18, and that such notice was a condition precedent to any
recovery. Meyer argued, by contrast, that a private
corporation such as Veolia was not a "person"
within the meaning of §§ 15 and 18, nor was Veolia
required to "keep ... in repair" the street where
his injury occurred such that notice would be required under
31, 2017, the judge allowed Veolia's motion and entered
judgment dismissing Meyer's action. The judge concluded
that § 15 "is the exclusive remedy for personal
injuries caused by a defect in a public way" and that
§ 18 "mandates notice to both private and

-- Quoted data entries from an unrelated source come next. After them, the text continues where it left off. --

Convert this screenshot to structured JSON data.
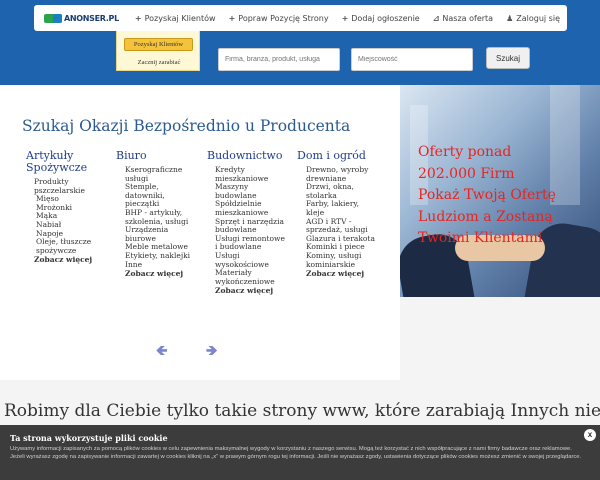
{
  "navbar": {
    "logo_text": "ANONSER.PL",
    "items": [
      {
        "icon": "plus-icon",
        "glyph": "+",
        "label": "Pozyskaj Klientów"
      },
      {
        "icon": "plus-icon",
        "glyph": "+",
        "label": "Popraw Pozycję Strony"
      },
      {
        "icon": "plus-icon",
        "glyph": "+",
        "label": "Dodaj ogłoszenie"
      },
      {
        "icon": "ruler-icon",
        "glyph": "⊿",
        "label": "Nasza oferta"
      }
    ],
    "login": {
      "icon": "user-icon",
      "glyph": "♟",
      "label": "Zaloguj się"
    }
  },
  "dropdown": {
    "button_label": "Pozyskaj Klientów",
    "link_label": "Zacznij zarabiać"
  },
  "search": {
    "firm_placeholder": "Firma, branża, produkt, usługa",
    "city_placeholder": "Miejscowość",
    "button_label": "Szukaj"
  },
  "main": {
    "headline": "Szukaj Okazji Bezpośrednio u Producenta",
    "columns": [
      {
        "title": "Artykuły Spożywcze",
        "items": [
          "Produkty pszczelarskie",
          "Mięso",
          "Mrożonki",
          "Mąka",
          "Nabiał",
          "Napoje",
          "Oleje, tłuszcze spożywcze"
        ],
        "more": "Zobacz więcej"
      },
      {
        "title": "Biuro",
        "items": [
          "Kserograficzne usługi",
          "Stemple, datowniki, pieczątki",
          "BHP - artykuły, szkolenia, usługi",
          "Urządzenia biurowe",
          "Meble metalowe",
          "Etykiety, naklejki",
          "Inne"
        ],
        "more": "Zobacz więcej"
      },
      {
        "title": "Budownictwo",
        "items": [
          "Kredyty mieszkaniowe",
          "Maszyny budowlane",
          "Spółdzielnie mieszkaniowe",
          "Sprzęt i narzędzia budowlane",
          "Usługi remontowe i budowlane",
          "Usługi wysokościowe",
          "Materiały wykończeniowe"
        ],
        "more": "Zobacz więcej"
      },
      {
        "title": "Dom i ogród",
        "items": [
          "Drewno, wyroby drewniane",
          "Drzwi, okna, stolarka",
          "Farby, lakiery, kleje",
          "AGD i RTV - sprzedaż, usługi",
          "Glazura i terakota",
          "Kominki i piece",
          "Kominy, usługi kominiarskie"
        ],
        "more": "Zobacz więcej"
      }
    ],
    "arrow_left": "🡸",
    "arrow_right": "🡺"
  },
  "hero": {
    "lines": [
      "Oferty ponad",
      "202.000 Firm",
      "Pokaż Twoją Ofertę",
      "Ludziom a Zostaną",
      "Twoimi Klientami"
    ]
  },
  "tagline": "Robimy dla Ciebie tylko takie strony www, które zarabiają Innych nie",
  "cookie": {
    "title": "Ta strona wykorzystuje pliki cookie",
    "text": "Używamy informacji zapisanych za pomocą plików cookies w celu zapewnienia maksymalnej wygody w korzystaniu z naszego serwisu. Mogą też korzystać z nich współpracujące z nami firmy badawcze oraz reklamowe. Jeżeli wyrażasz zgodę na zapisywanie informacji zawartej w cookies kliknij na „x” w prawym górnym rogu tej informacji. Jeśli nie wyrażasz zgody, ustawienia dotyczące plików cookies możesz zmienić w swojej przeglądarce.",
    "close_glyph": "x"
  }
}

government entities of any defect that the party is
obliged to repair." The judge held that the city's
municipal code placed responsibility for repairing the
allegedly defective utility cover on Veolia. He accordingly
concluded that Veolia was obliged by law to repair the
alleged defect for purposes of § 15 and thus that Veolia
was also the party entitled to receive written notice within
thirty days of the date of injury pursuant to § 18.
Because Meyer had notified Veolia one week after this
deadline, the judge held that Meyer was barred from
proceeding under § 15 and allowed Veolia's motion
for summary judgment.
appealed, and we transferred the case to this court on our
appellate court reviewing a grant of summary judgment
examines its allowance de novo and from the same record as
the motion judge. See Matthewsv.Ocean
Spray Cranberries, Inc., 426 Mass. 122, 123 n.1 (1997).
The standard of review is whether, viewing the evidence in
the light most favorable to the nonmoving party, the moving
party is entitled to ...